Task objective →
The records below are to be duplicated exactly as they appear.

Material provided →
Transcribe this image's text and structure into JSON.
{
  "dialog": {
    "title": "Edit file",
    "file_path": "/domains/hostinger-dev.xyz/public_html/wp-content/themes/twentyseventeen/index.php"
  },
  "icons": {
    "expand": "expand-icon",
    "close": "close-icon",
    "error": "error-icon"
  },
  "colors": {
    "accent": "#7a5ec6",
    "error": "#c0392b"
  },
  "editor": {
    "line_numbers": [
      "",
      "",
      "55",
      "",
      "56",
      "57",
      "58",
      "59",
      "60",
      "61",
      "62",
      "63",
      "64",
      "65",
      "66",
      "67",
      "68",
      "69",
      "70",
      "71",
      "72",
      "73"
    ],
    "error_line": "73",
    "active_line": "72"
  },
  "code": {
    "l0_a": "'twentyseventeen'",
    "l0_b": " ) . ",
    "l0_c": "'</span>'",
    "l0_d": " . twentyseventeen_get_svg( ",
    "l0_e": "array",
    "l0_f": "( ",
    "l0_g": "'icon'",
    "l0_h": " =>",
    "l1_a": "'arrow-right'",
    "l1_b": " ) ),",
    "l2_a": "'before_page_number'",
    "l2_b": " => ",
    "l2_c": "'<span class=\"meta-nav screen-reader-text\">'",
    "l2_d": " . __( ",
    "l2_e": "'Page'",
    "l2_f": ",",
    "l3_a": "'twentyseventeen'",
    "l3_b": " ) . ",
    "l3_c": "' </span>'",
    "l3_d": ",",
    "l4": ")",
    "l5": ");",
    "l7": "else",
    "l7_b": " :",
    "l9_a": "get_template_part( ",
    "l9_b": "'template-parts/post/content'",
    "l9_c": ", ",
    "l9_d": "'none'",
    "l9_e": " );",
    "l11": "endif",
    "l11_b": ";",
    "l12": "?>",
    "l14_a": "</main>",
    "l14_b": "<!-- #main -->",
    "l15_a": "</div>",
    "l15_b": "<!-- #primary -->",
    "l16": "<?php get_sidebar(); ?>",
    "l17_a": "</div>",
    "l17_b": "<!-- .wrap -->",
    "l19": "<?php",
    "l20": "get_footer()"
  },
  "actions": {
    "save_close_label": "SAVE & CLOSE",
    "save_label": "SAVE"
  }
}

Expected answer →
Transcribe this image's text and structure into JSON.
{
  "dialog": {
    "title": "Edit file",
    "file_path": "/domains/hostinger-dev.xyz/public_html/wp-content/themes/twentyseventeen/index.php"
  },
  "icons": {
    "expand": "expand-icon",
    "close": "close-icon",
    "error": "error-icon"
  },
  "colors": {
    "accent": "#7a5ec6",
    "error": "#c0392b"
  },
  "editor": {
    "line_numbers": [
      "",
      "",
      "55",
      "",
      "56",
      "57",
      "58",
      "59",
      "60",
      "61",
      "62",
      "63",
      "64",
      "65",
      "66",
      "67",
      "68",
      "69",
      "70",
      "71",
      "72",
      "73"
    ],
    "error_line": "73",
    "active_line": "72"
  },
  "code": {
    "l0_a": "'twentyseventeen'",
    "l0_b": " ) . ",
    "l0_c": "'</span>'",
    "l0_d": " . twentyseventeen_get_svg( ",
    "l0_e": "array",
    "l0_f": "( ",
    "l0_g": "'icon'",
    "l0_h": " =>",
    "l1_a": "'arrow-right'",
    "l1_b": " ) ),",
    "l2_a": "'before_page_number'",
    "l2_b": " => ",
    "l2_c": "'<span class=\"meta-nav screen-reader-text\">'",
    "l2_d": " . __( ",
    "l2_e": "'Page'",
    "l2_f": ",",
    "l3_a": "'twentyseventeen'",
    "l3_b": " ) . ",
    "l3_c": "' </span>'",
    "l3_d": ",",
    "l4": ")",
    "l5": ");",
    "l7": "else",
    "l7_b": " :",
    "l9_a": "get_template_part( ",
    "l9_b": "'template-parts/post/content'",
    "l9_c": ", ",
    "l9_d": "'none'",
    "l9_e": " );",
    "l11": "endif",
    "l11_b": ";",
    "l12": "?>",
    "l14_a": "</main>",
    "l14_b": "<!-- #main -->",
    "l15_a": "</div>",
    "l15_b": "<!-- #primary -->",
    "l16": "<?php get_sidebar(); ?>",
    "l17_a": "</div>",
    "l17_b": "<!-- .wrap -->",
    "l19": "<?php",
    "l20": "get_footer()"
  },
  "actions": {
    "save_close_label": "SAVE & CLOSE",
    "save_label": "SAVE"
  }
}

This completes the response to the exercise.